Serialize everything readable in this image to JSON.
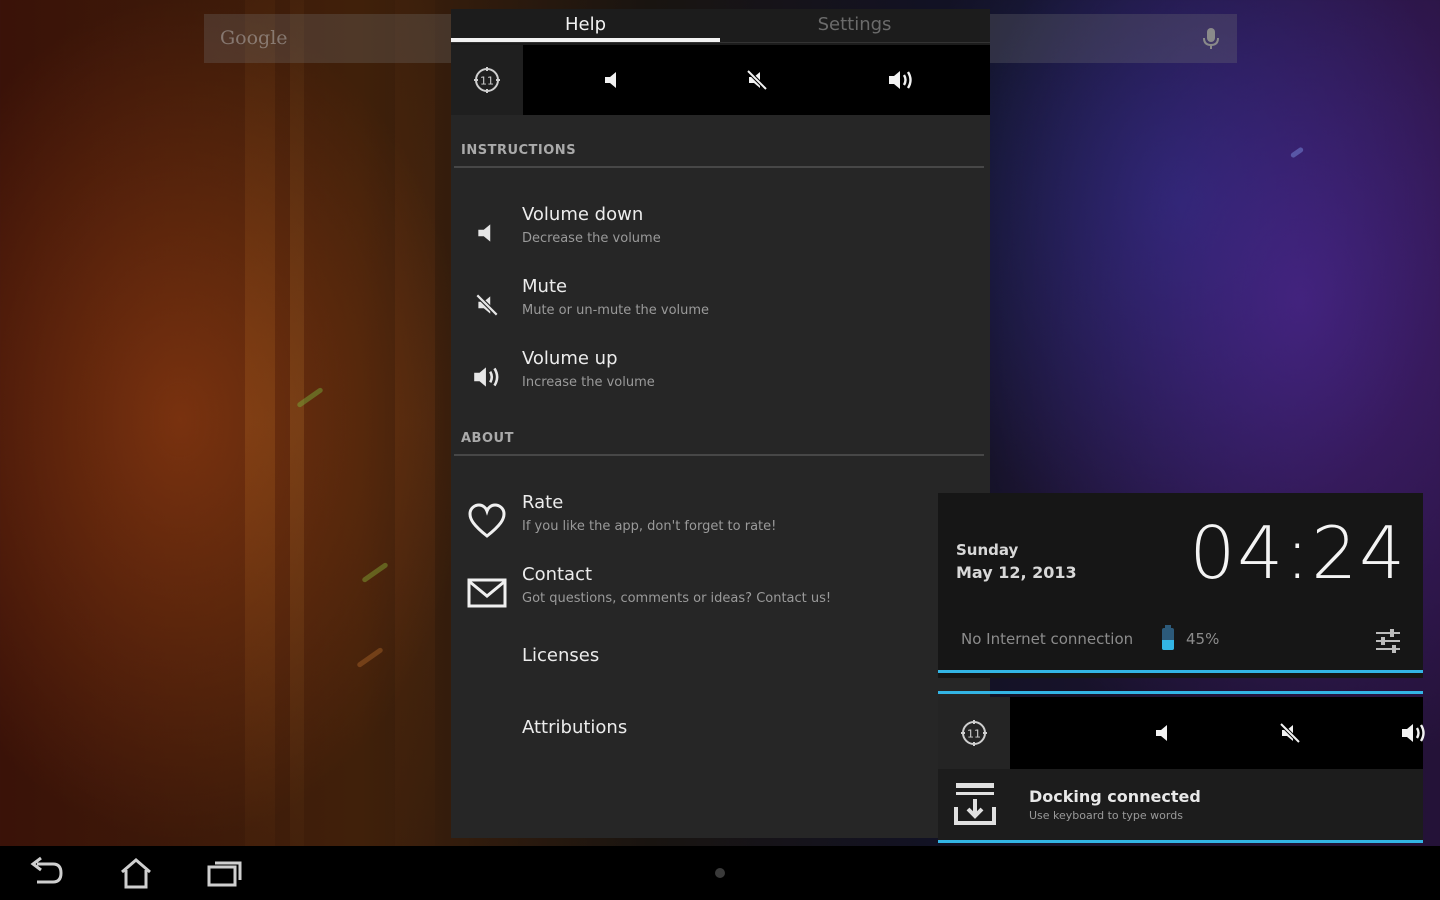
{
  "search": {
    "placeholder": "Google"
  },
  "tabs": [
    {
      "label": "Help",
      "active": true
    },
    {
      "label": "Settings",
      "active": false
    }
  ],
  "volume_bar": {
    "widget_label": "11",
    "buttons": [
      "volume-down-icon",
      "mute-icon",
      "volume-up-icon"
    ]
  },
  "sections": {
    "instructions": {
      "header": "INSTRUCTIONS",
      "items": [
        {
          "title": "Volume down",
          "subtitle": "Decrease the volume",
          "icon": "volume-down-icon"
        },
        {
          "title": "Mute",
          "subtitle": "Mute or un-mute the volume",
          "icon": "mute-icon"
        },
        {
          "title": "Volume up",
          "subtitle": "Increase the volume",
          "icon": "volume-up-icon"
        }
      ]
    },
    "about": {
      "header": "ABOUT",
      "items": [
        {
          "title": "Rate",
          "subtitle": "If you like the app, don't forget to rate!",
          "icon": "heart-icon"
        },
        {
          "title": "Contact",
          "subtitle": "Got questions, comments or ideas? Contact us!",
          "icon": "mail-icon"
        },
        {
          "title": "Licenses"
        },
        {
          "title": "Attributions"
        }
      ]
    }
  },
  "clock_widget": {
    "day": "Sunday",
    "date": "May 12, 2013",
    "time": "04:24",
    "network_status": "No Internet connection",
    "battery_percent": "45%",
    "battery_level": 0.45
  },
  "notification": {
    "widget_label": "11",
    "title": "Docking connected",
    "subtitle": "Use keyboard to type words"
  },
  "colors": {
    "accent": "#33b5e5",
    "panel": "#262626",
    "bar": "#000000"
  }
}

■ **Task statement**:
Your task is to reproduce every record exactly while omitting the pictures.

■ **Solution for this problem**:
Serialize everything readable in this image to JSON.
{
  "search": {
    "placeholder": "Google"
  },
  "tabs": [
    {
      "label": "Help",
      "active": true
    },
    {
      "label": "Settings",
      "active": false
    }
  ],
  "volume_bar": {
    "widget_label": "11",
    "buttons": [
      "volume-down-icon",
      "mute-icon",
      "volume-up-icon"
    ]
  },
  "sections": {
    "instructions": {
      "header": "INSTRUCTIONS",
      "items": [
        {
          "title": "Volume down",
          "subtitle": "Decrease the volume",
          "icon": "volume-down-icon"
        },
        {
          "title": "Mute",
          "subtitle": "Mute or un-mute the volume",
          "icon": "mute-icon"
        },
        {
          "title": "Volume up",
          "subtitle": "Increase the volume",
          "icon": "volume-up-icon"
        }
      ]
    },
    "about": {
      "header": "ABOUT",
      "items": [
        {
          "title": "Rate",
          "subtitle": "If you like the app, don't forget to rate!",
          "icon": "heart-icon"
        },
        {
          "title": "Contact",
          "subtitle": "Got questions, comments or ideas? Contact us!",
          "icon": "mail-icon"
        },
        {
          "title": "Licenses"
        },
        {
          "title": "Attributions"
        }
      ]
    }
  },
  "clock_widget": {
    "day": "Sunday",
    "date": "May 12, 2013",
    "time": "04:24",
    "network_status": "No Internet connection",
    "battery_percent": "45%",
    "battery_level": 0.45
  },
  "notification": {
    "widget_label": "11",
    "title": "Docking connected",
    "subtitle": "Use keyboard to type words"
  },
  "colors": {
    "accent": "#33b5e5",
    "panel": "#262626",
    "bar": "#000000"
  }
}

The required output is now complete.